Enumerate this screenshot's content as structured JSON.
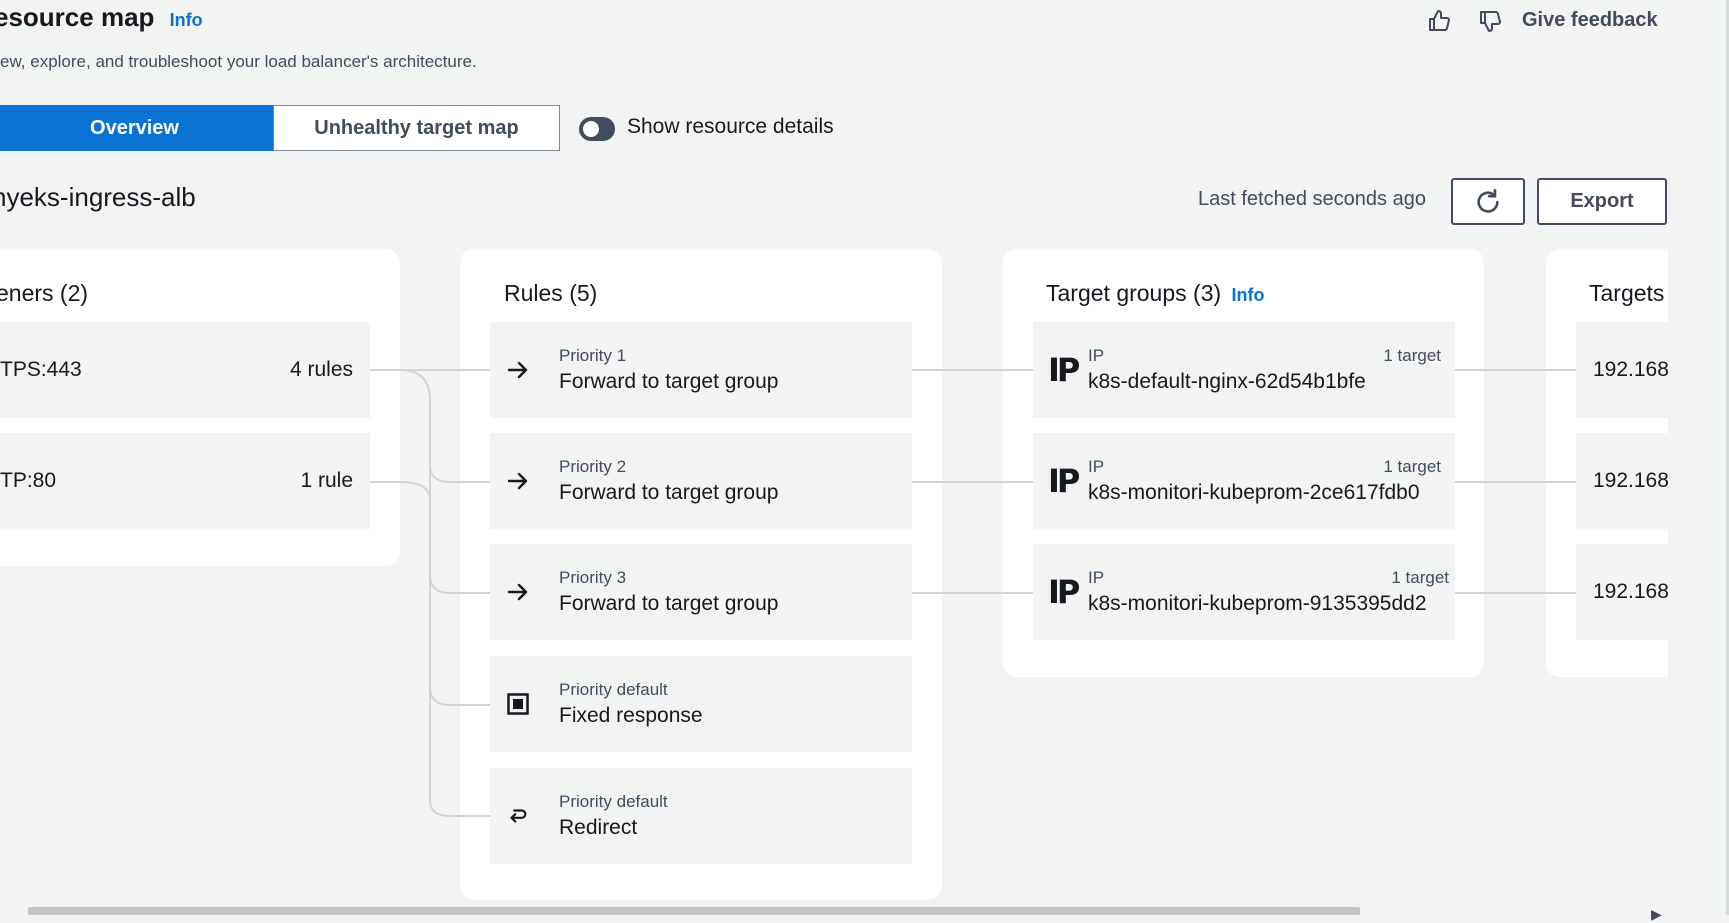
{
  "header": {
    "title": "esource map",
    "info": "Info",
    "subtitle": "ew, explore, and troubleshoot your load balancer's architecture.",
    "feedback": "Give feedback"
  },
  "tabs": {
    "overview": "Overview",
    "unhealthy": "Unhealthy target map"
  },
  "toggle": {
    "label": "Show resource details",
    "on": false
  },
  "lb": {
    "name": "nyeks-ingress-alb"
  },
  "toolbar": {
    "last_fetched": "Last fetched seconds ago",
    "export": "Export"
  },
  "listeners": {
    "title": "eners (2)",
    "items": [
      {
        "name": "TPS:443",
        "rules": "4 rules"
      },
      {
        "name": "TP:80",
        "rules": "1 rule"
      }
    ]
  },
  "rules": {
    "title": "Rules (5)",
    "items": [
      {
        "priority": "Priority 1",
        "action": "Forward to target group",
        "icon": "arrow-right-icon"
      },
      {
        "priority": "Priority 2",
        "action": "Forward to target group",
        "icon": "arrow-right-icon"
      },
      {
        "priority": "Priority 3",
        "action": "Forward to target group",
        "icon": "arrow-right-icon"
      },
      {
        "priority": "Priority default",
        "action": "Fixed response",
        "icon": "fixed-response-icon"
      },
      {
        "priority": "Priority default",
        "action": "Redirect",
        "icon": "redirect-icon"
      }
    ]
  },
  "target_groups": {
    "title": "Target groups (3)",
    "info": "Info",
    "items": [
      {
        "type": "IP",
        "count": "1 target",
        "name": "k8s-default-nginx-62d54b1bfe"
      },
      {
        "type": "IP",
        "count": "1 target",
        "name": "k8s-monitori-kubeprom-2ce617fdb0"
      },
      {
        "type": "IP",
        "count": "1 target",
        "name": "k8s-monitori-kubeprom-9135395dd2"
      }
    ]
  },
  "targets": {
    "title": "Targets",
    "items": [
      {
        "ip": "192.168"
      },
      {
        "ip": "192.168"
      },
      {
        "ip": "192.168"
      }
    ]
  },
  "ip_glyph": "IP"
}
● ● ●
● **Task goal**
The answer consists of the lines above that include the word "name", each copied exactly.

● **The answer**
    "name": "nyeks-ingress-alb"
        "name": "TPS:443",
        "name": "TP:80",
        "name": "k8s-default-nginx-62d54b1bfe"
        "name": "k8s-monitori-kubeprom-2ce617fdb0"
        "name": "k8s-monitori-kubeprom-9135395dd2"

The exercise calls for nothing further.